RECORDS FOR THIS EXERCISE:
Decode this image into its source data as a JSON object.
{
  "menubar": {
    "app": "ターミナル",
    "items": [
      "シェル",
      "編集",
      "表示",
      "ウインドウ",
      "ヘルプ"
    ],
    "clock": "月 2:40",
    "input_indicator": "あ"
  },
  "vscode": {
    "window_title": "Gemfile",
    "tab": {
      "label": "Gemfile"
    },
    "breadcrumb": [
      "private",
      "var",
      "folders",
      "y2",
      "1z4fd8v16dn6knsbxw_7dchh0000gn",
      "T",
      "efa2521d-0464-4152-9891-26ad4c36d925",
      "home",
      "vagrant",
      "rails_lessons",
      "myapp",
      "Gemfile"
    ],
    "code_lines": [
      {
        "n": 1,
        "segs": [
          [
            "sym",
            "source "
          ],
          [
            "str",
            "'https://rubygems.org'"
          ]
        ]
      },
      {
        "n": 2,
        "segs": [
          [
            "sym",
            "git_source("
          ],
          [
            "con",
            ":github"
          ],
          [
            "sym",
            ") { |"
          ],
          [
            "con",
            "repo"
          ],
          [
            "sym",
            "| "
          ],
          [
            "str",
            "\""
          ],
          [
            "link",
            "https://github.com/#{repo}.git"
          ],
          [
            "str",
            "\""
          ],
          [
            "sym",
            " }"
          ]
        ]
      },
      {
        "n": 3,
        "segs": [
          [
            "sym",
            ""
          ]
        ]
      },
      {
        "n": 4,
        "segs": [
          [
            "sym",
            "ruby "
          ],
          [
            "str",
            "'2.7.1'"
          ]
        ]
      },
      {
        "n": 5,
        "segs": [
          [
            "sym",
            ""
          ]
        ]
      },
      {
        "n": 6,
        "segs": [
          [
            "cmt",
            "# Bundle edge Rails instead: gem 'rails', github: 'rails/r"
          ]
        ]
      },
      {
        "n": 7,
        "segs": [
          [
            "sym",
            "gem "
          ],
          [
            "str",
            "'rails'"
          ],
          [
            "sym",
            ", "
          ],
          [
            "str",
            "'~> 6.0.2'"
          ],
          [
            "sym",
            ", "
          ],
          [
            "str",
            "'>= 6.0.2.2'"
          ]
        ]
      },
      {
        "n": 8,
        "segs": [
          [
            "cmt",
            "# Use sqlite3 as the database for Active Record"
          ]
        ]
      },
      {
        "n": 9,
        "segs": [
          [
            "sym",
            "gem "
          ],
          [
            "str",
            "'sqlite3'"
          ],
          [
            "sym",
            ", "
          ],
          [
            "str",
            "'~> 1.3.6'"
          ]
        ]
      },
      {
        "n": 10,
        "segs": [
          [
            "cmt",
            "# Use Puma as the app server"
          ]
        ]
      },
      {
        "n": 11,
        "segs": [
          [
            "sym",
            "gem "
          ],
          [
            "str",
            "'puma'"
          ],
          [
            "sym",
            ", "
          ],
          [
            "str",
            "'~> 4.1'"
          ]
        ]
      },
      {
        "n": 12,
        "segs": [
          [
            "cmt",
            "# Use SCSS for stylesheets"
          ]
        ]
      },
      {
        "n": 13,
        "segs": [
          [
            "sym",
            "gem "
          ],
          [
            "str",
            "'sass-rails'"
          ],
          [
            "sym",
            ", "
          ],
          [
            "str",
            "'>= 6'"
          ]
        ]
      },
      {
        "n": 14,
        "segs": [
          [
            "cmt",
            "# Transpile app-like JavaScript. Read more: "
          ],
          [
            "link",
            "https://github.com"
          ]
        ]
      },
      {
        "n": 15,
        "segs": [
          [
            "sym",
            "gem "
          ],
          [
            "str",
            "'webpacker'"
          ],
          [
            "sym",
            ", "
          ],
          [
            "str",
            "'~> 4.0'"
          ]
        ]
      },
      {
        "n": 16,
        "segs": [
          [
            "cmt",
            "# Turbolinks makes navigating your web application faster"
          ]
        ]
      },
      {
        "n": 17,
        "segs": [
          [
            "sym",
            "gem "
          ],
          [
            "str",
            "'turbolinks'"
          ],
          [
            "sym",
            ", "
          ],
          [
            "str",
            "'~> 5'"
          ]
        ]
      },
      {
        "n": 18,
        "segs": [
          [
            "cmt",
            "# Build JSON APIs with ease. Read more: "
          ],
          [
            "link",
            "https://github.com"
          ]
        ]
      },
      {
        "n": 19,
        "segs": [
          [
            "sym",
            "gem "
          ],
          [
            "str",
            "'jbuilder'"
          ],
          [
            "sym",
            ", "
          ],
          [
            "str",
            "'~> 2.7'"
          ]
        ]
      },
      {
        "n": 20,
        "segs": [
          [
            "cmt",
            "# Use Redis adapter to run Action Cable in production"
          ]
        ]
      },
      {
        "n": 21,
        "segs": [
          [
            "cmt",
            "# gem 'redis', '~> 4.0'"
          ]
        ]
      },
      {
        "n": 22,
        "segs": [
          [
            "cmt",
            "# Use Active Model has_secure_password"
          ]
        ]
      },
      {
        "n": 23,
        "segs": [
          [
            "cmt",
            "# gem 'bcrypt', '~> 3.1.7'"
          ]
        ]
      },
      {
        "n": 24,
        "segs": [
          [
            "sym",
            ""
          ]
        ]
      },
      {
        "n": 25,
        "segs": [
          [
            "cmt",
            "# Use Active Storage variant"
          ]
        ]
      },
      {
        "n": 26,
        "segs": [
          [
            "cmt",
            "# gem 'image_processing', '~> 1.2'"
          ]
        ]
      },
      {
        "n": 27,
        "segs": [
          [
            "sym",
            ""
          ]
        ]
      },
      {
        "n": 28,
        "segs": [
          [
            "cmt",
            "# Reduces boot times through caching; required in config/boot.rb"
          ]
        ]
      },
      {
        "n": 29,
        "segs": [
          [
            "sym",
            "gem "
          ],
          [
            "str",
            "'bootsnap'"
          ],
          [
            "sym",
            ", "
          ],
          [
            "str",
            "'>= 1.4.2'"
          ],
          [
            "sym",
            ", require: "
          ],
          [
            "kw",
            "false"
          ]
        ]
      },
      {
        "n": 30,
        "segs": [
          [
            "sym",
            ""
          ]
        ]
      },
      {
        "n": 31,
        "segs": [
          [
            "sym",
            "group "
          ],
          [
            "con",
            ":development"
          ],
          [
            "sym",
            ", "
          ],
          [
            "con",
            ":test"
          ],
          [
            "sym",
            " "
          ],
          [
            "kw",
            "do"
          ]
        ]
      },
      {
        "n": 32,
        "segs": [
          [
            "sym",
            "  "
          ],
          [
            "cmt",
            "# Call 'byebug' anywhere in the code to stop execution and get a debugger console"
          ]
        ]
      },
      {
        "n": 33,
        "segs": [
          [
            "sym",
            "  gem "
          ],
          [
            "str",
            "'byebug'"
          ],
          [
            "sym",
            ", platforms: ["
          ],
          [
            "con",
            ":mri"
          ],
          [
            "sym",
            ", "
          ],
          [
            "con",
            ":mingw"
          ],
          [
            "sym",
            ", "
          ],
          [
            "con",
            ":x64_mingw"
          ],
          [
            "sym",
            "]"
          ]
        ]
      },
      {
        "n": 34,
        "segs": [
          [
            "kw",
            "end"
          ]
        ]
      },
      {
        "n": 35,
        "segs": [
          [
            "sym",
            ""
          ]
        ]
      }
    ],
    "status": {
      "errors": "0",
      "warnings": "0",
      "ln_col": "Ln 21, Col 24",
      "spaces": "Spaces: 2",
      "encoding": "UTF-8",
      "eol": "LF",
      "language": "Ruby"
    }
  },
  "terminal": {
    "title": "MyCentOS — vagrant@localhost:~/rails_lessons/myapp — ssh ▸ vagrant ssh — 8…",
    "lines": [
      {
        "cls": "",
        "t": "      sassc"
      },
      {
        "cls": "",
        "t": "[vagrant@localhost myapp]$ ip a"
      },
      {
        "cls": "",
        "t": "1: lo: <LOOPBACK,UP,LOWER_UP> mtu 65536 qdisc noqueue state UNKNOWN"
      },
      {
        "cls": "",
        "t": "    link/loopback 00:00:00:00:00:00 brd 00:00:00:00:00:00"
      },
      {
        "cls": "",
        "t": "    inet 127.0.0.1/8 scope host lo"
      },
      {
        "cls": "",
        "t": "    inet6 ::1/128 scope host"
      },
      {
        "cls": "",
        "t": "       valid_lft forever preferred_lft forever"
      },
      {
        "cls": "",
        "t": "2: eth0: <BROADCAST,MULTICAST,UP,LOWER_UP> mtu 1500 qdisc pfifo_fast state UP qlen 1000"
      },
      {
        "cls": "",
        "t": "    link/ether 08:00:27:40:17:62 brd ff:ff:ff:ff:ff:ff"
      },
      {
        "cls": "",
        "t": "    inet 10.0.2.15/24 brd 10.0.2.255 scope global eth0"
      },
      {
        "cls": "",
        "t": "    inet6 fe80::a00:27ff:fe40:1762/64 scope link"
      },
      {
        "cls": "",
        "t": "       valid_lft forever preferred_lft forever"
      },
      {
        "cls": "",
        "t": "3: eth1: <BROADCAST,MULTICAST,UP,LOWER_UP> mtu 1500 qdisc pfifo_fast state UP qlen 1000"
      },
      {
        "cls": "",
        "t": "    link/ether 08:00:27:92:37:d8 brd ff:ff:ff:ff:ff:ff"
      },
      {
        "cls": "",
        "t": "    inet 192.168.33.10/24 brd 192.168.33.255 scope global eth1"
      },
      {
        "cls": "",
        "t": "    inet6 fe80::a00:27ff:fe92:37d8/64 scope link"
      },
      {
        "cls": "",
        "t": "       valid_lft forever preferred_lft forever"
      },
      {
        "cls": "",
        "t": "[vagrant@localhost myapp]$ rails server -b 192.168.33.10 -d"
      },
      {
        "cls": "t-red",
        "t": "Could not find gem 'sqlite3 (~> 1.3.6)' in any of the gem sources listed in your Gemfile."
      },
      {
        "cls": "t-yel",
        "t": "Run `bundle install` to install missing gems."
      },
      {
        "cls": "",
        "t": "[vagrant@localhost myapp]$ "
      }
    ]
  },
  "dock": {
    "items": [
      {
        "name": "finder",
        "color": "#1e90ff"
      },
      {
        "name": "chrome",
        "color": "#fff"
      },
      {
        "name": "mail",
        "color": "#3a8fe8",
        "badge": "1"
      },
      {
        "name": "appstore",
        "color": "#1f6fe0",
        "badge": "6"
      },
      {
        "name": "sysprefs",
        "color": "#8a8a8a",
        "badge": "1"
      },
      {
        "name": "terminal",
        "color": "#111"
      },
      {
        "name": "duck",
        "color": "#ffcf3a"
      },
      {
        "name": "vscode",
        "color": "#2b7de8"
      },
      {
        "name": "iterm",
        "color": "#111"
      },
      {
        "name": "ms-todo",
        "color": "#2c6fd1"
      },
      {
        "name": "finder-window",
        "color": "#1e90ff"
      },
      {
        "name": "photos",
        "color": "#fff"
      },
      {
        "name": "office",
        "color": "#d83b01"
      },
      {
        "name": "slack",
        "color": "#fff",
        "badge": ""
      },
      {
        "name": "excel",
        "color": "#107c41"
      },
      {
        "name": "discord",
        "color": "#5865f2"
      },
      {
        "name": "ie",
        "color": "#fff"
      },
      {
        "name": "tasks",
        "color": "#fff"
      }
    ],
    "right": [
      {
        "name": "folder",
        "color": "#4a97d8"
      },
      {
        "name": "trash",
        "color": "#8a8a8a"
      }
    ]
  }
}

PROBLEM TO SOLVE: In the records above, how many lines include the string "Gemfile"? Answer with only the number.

RESPONSE TO THIS TASK: 4